According to an analysis by Texas NORML of Department of Public Safety data, police in 2018 made a record 96,130 arrests for marijuana violations. That total is 15 percent of all of the marijuana-related arrests made in the United States that year, and represents a nearly 20 percent increase in arrests since 2015.
Of those arrested in Texas in 2018, 80 percent were arrested for possessing less than two ounces of cannabis – the lowest state-level marijuana offense. Under state law, low-level marijuana possession is classified as a criminal misdemeanor, punishable by up to 180 days incarceration, a $2,000 fine, and a criminal record.

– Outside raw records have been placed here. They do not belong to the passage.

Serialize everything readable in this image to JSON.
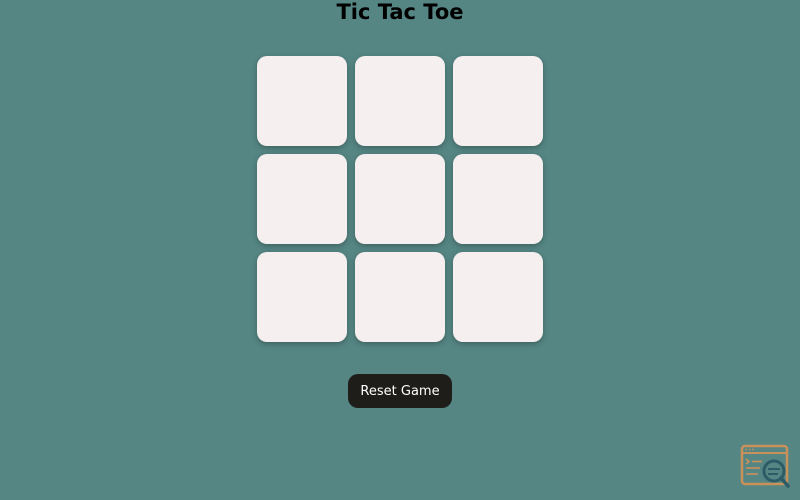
{
  "page": {
    "title": "Tic Tac Toe"
  },
  "board": {
    "cells": [
      "",
      "",
      "",
      "",
      "",
      "",
      "",
      "",
      ""
    ]
  },
  "controls": {
    "reset_label": "Reset Game"
  },
  "icons": {
    "corner": "code-search-icon"
  },
  "colors": {
    "background": "#558684",
    "cell": "#f5efef",
    "button": "#1f1d1a",
    "button_text": "#ffffff",
    "icon_orange": "#c9915a",
    "icon_teal": "#2c5c66"
  }
}
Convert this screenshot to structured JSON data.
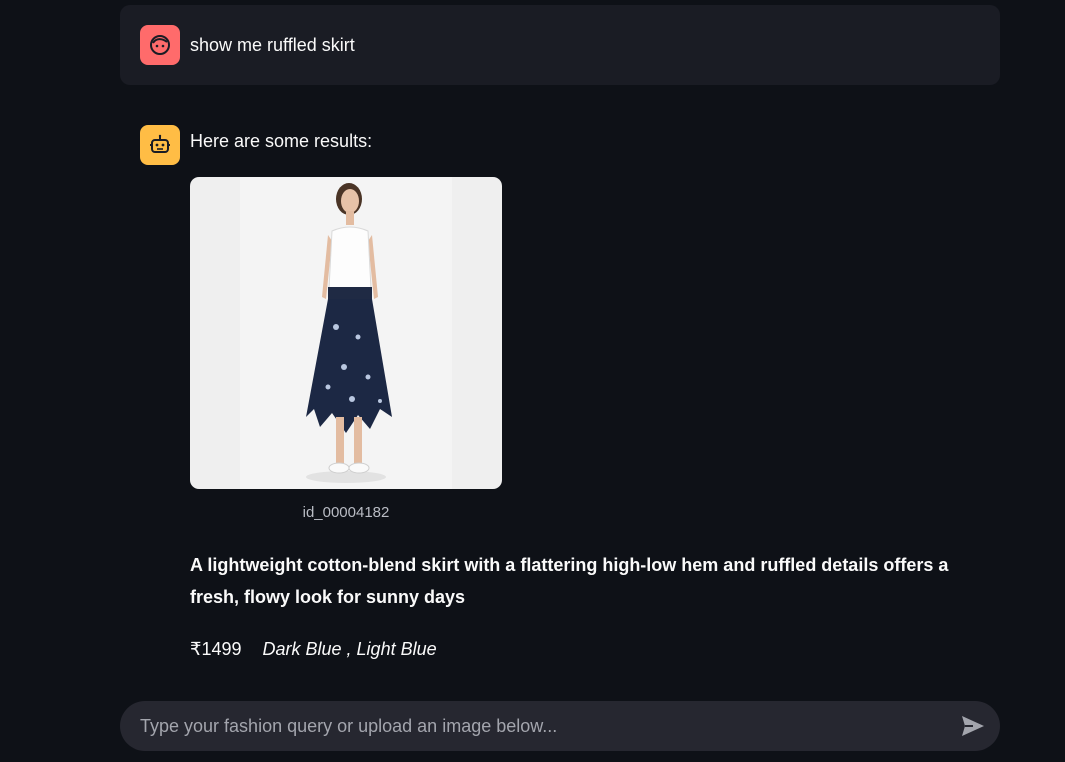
{
  "user_message": {
    "avatar_icon": "user-face-icon",
    "avatar_color": "#ff6b6b",
    "text": "show me ruffled skirt"
  },
  "assistant_message": {
    "avatar_icon": "robot-icon",
    "avatar_color": "#ffbd45",
    "intro": "Here are some results:",
    "product": {
      "image": "woman-in-ruffled-skirt-photo",
      "id": "id_00004182",
      "description": "A lightweight cotton-blend skirt with a flattering high-low hem and ruffled details offers a fresh, flowy look for sunny days",
      "price": "₹1499",
      "colors": "Dark Blue , Light Blue"
    }
  },
  "chat_input": {
    "placeholder": "Type your fashion query or upload an image below...",
    "value": "",
    "send_icon": "send-icon"
  }
}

By contrast, marijuana-related arrests fell significantly in 2019, when police reported just over 45,000 marijuana-related arrests. The year-over-year decline followed the passage of House Bill 1325, which established rules and regulations for the production of industrial hemp. Absent a field test to distinguish between hemp and traditional marijuana, some police departments temporarily suspended making low-level marijuana-related arrests. However, various researchers claim that new technology will soon be available that will readily be able to distinguish between low-THC hemp and marijuana.
Commenting on the arrest totals, Jax Finkel, Executive Director of Texas NORML, said: “While other states are saving taxpayer dollars by no longer criminalizing the possession of marijuana, Texas has maintained the status quo. With Texas facing a $4.6 billion budgetary shortfall, a change in criminalization of marijuana would bring about necessary cost savings. During this pandemic, we are having to re-evaluate how we operate as a state and marijuana laws are a significant part of this conversation.”
For more information, visit Texas NORML.